AT a time when dancehall critics have declared the genre dead and buried, producer/artiste Seanizzle says its best days are ahead.
“I cannot agree that dancehall is dying as producers like myself and Stephen McGregor are carrying on the legacy that producers like Steely and Clevie and Bobby Digital left in place,” he told the Jamaica Observer.
Seanizzle (aka Sean Reid) believes disunity, not sub-standard productions, is dancehall’s biggest problem.
“The industry isn’t knitted together and there isn’t a body to represent us 100 per cent. There is a lot of segregation and people will not readily want to purchase our music if there isn’t unity,” he said, adding: “People are making money from our creations.
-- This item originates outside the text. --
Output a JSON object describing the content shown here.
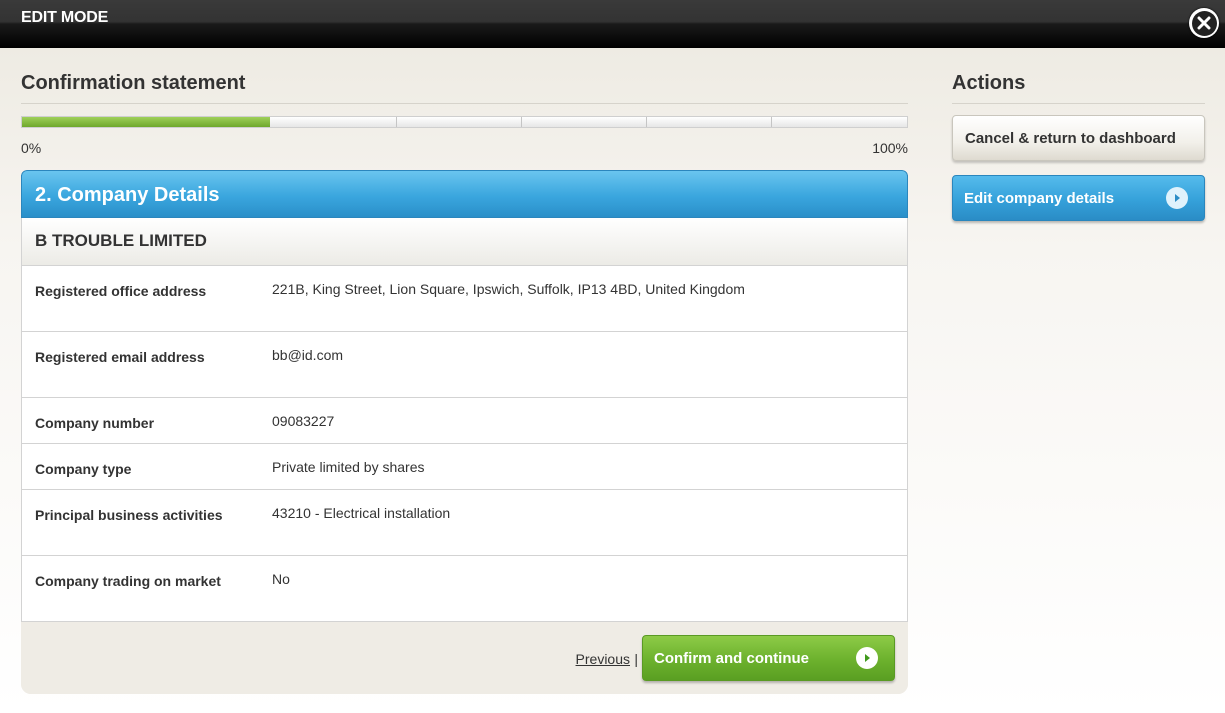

Nicky Minaj and French Montana used our concept in their song Freak and make millions… and that is just one instance.”
Seanizzle emerged in 2005 with the Reverse rhythm which featured Beenie Man’s Reverse The Ting and Tony Matterhorn’s Sidung Pon It. Other productions followed including the 2010 anthem One Day which featured songs from Khago, Mr G, Beenie Man and ZJ Liquid.
Nizzle says his latest project is the 37 Psalms beat.
“The name and the ‘riddim’ is fitting at this time, as now is the time when conscious songs are being recorded and accepted by society. In order for a production to be successful one has to know the correct frequency, groove and mood,” he said.
The dancehall genre has been the most commercially successful sound out of Jamaica in the past 20 years, with big-selling albums by Shabba Ranks, Sean Paul and Shaggy.
It has not produced a series of overseas hits in some time, influencing critics like producer Donovan Germain to question the standard of contemporary artistes and producers.